> _Instructions for the task_:
Within the entries that follow, report how many lines contain the word "Stochastic", giving the number by itself.

----- Extracted entries

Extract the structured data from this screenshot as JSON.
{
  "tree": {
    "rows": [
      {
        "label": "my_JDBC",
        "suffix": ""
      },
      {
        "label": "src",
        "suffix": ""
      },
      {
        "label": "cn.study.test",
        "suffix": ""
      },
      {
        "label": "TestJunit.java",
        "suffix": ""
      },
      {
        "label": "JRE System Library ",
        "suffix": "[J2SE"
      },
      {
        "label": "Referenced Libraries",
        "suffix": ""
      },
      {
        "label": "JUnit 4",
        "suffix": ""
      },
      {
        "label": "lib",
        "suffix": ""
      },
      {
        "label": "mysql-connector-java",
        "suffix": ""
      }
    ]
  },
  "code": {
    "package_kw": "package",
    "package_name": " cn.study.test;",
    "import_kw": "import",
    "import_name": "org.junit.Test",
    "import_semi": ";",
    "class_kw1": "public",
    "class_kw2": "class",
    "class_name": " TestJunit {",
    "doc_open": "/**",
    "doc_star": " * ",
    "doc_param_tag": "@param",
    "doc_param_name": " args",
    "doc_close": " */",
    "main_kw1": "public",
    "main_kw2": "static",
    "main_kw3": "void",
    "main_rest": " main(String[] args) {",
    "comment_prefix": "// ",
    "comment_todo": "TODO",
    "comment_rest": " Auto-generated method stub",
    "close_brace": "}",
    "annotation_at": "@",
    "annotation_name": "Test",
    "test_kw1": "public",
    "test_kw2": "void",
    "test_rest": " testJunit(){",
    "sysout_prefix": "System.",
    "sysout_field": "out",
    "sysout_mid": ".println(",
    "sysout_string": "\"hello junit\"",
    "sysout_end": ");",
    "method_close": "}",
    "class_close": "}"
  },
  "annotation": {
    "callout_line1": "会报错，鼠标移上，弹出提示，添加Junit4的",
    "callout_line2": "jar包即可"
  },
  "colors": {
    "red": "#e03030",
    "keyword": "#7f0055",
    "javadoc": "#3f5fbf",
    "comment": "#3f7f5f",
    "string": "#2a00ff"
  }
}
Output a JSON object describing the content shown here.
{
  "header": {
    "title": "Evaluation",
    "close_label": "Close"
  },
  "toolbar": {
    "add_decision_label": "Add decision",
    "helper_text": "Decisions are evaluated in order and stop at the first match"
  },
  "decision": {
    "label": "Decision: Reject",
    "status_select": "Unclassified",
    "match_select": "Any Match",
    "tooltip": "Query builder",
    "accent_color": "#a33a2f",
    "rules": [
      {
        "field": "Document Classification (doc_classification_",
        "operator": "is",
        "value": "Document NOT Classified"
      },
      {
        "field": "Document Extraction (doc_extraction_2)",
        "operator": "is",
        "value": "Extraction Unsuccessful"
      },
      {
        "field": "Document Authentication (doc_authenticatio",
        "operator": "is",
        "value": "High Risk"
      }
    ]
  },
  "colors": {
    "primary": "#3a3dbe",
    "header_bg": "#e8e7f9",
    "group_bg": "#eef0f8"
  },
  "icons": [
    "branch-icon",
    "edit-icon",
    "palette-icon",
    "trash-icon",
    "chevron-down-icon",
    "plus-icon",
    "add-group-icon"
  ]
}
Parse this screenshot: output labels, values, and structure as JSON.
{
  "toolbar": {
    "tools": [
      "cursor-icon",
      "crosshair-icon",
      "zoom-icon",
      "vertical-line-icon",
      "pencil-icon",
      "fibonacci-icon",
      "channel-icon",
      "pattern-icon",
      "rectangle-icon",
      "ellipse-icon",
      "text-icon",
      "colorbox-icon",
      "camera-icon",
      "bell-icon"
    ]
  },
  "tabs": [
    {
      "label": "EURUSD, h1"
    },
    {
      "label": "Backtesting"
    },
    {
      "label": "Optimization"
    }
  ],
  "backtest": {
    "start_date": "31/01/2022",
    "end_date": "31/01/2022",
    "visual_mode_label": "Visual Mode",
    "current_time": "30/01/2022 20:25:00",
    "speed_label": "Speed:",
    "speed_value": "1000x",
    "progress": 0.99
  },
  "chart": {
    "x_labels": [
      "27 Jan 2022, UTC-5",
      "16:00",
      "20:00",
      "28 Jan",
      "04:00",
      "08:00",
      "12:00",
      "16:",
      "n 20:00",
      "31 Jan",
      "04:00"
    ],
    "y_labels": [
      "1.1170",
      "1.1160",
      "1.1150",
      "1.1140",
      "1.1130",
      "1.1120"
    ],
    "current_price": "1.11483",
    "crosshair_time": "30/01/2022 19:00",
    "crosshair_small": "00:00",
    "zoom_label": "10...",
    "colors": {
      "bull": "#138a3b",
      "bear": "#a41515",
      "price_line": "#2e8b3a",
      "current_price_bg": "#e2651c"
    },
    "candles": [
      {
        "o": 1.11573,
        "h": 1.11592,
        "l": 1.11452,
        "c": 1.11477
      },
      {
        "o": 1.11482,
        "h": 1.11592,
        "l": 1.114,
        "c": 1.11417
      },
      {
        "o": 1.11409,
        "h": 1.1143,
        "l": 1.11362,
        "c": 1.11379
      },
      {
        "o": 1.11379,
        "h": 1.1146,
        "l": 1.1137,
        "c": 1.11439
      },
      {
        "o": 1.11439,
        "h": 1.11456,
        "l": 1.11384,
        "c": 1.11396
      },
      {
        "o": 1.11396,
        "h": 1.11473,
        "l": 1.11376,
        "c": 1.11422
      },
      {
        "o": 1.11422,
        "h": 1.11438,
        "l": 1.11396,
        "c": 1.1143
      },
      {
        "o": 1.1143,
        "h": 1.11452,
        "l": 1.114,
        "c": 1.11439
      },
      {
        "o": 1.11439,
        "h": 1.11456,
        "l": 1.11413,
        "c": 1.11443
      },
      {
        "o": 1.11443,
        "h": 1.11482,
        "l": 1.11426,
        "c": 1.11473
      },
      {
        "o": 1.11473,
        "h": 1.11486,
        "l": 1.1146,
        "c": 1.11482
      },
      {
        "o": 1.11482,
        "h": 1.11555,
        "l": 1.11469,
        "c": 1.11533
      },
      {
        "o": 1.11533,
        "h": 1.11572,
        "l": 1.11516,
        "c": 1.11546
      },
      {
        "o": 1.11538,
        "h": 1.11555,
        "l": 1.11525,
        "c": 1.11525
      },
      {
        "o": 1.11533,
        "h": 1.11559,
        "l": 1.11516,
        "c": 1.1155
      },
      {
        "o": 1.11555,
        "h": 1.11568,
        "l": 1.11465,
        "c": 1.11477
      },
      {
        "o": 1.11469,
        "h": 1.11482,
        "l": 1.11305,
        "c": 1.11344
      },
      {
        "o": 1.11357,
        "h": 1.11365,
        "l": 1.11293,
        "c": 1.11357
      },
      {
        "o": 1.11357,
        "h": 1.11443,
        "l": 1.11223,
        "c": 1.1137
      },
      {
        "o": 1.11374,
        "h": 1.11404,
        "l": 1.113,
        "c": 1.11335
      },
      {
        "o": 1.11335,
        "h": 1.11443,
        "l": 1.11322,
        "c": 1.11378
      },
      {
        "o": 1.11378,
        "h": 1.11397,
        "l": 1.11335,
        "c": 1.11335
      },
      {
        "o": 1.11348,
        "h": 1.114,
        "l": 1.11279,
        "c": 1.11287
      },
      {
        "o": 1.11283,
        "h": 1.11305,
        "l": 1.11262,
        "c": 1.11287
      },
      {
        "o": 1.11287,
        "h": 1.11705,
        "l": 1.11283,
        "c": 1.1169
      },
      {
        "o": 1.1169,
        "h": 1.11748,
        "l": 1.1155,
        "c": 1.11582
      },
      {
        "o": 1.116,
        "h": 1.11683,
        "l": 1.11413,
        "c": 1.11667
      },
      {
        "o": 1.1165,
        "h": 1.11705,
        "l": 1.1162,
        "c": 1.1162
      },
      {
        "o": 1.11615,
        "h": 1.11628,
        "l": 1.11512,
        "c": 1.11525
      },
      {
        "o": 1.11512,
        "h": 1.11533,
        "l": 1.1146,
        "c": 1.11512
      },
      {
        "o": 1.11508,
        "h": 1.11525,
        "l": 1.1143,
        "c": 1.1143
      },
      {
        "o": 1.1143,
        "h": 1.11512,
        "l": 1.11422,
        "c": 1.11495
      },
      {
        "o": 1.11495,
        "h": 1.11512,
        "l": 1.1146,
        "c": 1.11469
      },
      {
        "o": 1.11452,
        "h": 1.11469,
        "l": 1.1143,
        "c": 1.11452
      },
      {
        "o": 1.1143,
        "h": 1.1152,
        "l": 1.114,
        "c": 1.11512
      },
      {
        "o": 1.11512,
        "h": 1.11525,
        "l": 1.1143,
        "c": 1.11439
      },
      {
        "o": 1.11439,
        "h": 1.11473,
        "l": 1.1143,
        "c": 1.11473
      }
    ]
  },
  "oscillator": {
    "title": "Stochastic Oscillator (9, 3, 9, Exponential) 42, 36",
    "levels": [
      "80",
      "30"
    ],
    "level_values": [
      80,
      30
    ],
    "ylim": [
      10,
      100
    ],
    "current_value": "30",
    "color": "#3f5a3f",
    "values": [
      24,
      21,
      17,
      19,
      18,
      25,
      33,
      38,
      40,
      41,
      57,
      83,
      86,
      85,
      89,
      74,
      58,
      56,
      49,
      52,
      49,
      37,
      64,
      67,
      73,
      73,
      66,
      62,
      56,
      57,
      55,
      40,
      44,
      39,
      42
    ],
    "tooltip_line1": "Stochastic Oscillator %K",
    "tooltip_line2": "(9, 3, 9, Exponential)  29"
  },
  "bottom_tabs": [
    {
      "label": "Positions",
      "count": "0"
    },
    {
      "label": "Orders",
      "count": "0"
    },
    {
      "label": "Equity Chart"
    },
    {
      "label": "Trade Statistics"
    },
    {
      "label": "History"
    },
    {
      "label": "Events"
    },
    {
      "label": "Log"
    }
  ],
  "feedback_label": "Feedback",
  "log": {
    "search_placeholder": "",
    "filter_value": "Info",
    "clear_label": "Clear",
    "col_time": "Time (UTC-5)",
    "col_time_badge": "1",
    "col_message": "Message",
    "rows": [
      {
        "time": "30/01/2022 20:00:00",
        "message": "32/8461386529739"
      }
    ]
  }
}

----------

> _Task answer_:
2